Hybridization-based target enrichment can retrieve target sequences that have significant genomic rearrangements or mutations relative to the reference used for probe or primer design. This allows the Swift and Arbor workflow to be robust to structural nucleotide variants segregating within the SARS-CoV-2 population.
“We have been providing the SARS-CoV-2 panel free of charge to research labs studying the evolution of the novel coronavirus and are excited to partner with Swift Biosciences on this effort,” says Alison Devault, director of genomics at Arbor Biosciences. “Detection of viral mutations is heavily reliant on sample preparation prior to sequencing and Swift’s RNA library prep meets the sensitivity required for this virus.”
The two companies’ combined product offering includes modules for RNA fragmentation and reverse transcription, library preparation and amplification, indexed adapters, capture probes, blockers, and wash buffers for SARS-CoV-2 enrichment. No ribosomal RNA depletion or other enrichment or depletion steps are required. Customers in North America may purchase the full set of reagents directly from either Swift or from Arbor Biosciences.
U-M Study: Pandemic Worsens Food Insecurity for Low-income Adults
As states started closing schools and issuing stay-home orders in March because of the coronavirus, four out of 10 low-income Americans were already struggling to afford enough food for their households, say University of Michigan researchers in Ann Arbor. And only 18 percent of them were able to stock up enough food for two weeks.
Using data from a national survey of low-income adults in mid-March, Julia Wolfson and Cindy Leung of the U-M School of Public Health measured household food security — the lack of consistent access to food — and challenges to meeting basic needs due to COVID-19.
“Our study shows that a robust, comprehensive policy response is needed to mitigate food insecurity as the pandemic progresses, particularly expansion of Supplemental Nutrition Assistance Benefits, robust unemployment benefits, and ensuring access to food for children eligible for free and reduced price school lunches through the summer and beyond,” says Wolfson, assistant professor of health management and policy. “Doing so will allow us to better support the needs of the population as the spread of COVID-19 continues.”

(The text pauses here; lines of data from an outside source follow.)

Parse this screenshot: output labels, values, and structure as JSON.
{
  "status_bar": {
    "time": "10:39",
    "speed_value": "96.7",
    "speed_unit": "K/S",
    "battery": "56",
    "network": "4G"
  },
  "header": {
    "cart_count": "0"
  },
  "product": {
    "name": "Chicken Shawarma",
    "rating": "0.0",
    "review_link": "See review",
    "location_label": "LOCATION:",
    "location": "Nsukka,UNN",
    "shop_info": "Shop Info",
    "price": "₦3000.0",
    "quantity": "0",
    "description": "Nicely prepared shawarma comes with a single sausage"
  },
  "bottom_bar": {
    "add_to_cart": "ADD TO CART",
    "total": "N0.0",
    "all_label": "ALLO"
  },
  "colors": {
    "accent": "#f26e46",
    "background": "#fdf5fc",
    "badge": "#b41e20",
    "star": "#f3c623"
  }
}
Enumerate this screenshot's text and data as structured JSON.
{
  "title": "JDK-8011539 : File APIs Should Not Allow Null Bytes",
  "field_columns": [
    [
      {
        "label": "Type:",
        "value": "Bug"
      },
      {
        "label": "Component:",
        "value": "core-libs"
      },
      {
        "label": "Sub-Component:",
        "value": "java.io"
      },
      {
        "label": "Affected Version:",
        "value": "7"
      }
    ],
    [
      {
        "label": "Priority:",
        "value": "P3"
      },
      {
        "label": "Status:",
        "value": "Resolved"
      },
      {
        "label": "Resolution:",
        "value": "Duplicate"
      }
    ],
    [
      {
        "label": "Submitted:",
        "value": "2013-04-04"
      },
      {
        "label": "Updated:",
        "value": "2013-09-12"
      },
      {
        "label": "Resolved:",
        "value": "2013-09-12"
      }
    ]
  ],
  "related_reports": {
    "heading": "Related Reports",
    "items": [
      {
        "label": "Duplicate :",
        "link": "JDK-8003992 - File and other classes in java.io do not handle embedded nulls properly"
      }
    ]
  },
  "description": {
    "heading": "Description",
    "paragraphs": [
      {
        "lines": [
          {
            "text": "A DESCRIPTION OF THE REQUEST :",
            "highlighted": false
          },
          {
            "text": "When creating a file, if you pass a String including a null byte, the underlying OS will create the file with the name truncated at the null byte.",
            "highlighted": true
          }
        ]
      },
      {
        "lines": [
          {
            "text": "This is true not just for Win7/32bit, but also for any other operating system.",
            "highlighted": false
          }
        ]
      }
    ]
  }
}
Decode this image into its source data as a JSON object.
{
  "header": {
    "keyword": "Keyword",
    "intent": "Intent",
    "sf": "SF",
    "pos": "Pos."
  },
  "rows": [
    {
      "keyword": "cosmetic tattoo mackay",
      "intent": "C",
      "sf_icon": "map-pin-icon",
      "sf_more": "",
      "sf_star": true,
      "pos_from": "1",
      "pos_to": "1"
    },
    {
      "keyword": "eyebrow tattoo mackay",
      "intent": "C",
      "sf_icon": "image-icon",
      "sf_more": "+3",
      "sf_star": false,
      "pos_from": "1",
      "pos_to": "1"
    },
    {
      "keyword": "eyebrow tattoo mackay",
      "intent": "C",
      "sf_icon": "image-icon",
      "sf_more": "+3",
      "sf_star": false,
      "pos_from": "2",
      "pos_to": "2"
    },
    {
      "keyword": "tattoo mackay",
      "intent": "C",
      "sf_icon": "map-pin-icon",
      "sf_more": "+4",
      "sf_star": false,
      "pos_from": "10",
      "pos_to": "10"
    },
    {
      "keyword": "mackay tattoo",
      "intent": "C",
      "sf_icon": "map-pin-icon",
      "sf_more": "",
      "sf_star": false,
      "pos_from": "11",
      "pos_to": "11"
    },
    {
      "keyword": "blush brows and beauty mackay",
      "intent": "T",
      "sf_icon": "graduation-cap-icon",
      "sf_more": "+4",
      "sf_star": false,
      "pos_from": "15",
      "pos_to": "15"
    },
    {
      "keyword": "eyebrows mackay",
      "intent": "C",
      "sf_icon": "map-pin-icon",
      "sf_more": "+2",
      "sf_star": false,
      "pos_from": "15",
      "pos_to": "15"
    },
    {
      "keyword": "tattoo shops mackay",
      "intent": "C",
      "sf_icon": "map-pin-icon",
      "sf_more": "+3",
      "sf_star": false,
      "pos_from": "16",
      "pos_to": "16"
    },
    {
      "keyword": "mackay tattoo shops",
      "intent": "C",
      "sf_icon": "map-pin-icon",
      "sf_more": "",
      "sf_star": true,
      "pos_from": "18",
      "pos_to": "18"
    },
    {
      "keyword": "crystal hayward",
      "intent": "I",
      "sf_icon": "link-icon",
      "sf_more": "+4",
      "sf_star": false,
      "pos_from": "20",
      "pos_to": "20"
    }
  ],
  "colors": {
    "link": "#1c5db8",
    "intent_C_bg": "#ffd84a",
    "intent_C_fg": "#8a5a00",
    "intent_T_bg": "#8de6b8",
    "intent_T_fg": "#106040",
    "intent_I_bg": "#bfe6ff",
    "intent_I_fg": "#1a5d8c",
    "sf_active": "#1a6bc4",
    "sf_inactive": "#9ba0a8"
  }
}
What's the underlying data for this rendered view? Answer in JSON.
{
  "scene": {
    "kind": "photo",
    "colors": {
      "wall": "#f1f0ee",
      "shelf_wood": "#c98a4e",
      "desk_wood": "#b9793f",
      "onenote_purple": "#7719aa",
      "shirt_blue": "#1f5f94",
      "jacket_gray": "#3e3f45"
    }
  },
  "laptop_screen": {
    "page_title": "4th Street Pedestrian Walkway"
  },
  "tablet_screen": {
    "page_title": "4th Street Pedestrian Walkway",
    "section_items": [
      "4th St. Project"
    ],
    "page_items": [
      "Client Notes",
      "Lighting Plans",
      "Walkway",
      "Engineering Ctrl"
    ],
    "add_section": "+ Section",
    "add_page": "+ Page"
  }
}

The study, published in the journal Nutrients, found that 44 percent of low-income adults in the United States are food insecure and 20 percent have marginal food security, while 36 percent are food secure. Among those with low food security, 41 percent report not having enough food to feed themselves or their family, 36 percent report not having enough money to pay rent/mortgage and half report not having enough money to pay their bills.
Individuals with low or very low food security are more likely to be black or Hispanic, to have children in the home and have less than a college education. They are also more likely to rent their homes, not have health insurance or Medicaid, and are more likely to be receiving SNAP benefits.
Social and economic policies to promote social distancing such as school closures and stay-at-home orders exacerbate food insecurity risk for low-income adults by limiting access to school meals, causing business closures and loss of jobs or income, Wolfson and Leung say.
“Food is a core determinant of health and food insecurity is associated with numerous poor health outcomes,” says Cindy Leung, assistant professor of Nutritional Sciences at the School of Public Health. “This study highlights the growing number of families facing food insecurity in the wake of COVID-19 who need additional support with food, finances, and child care.”
An abstract for the study can be found here.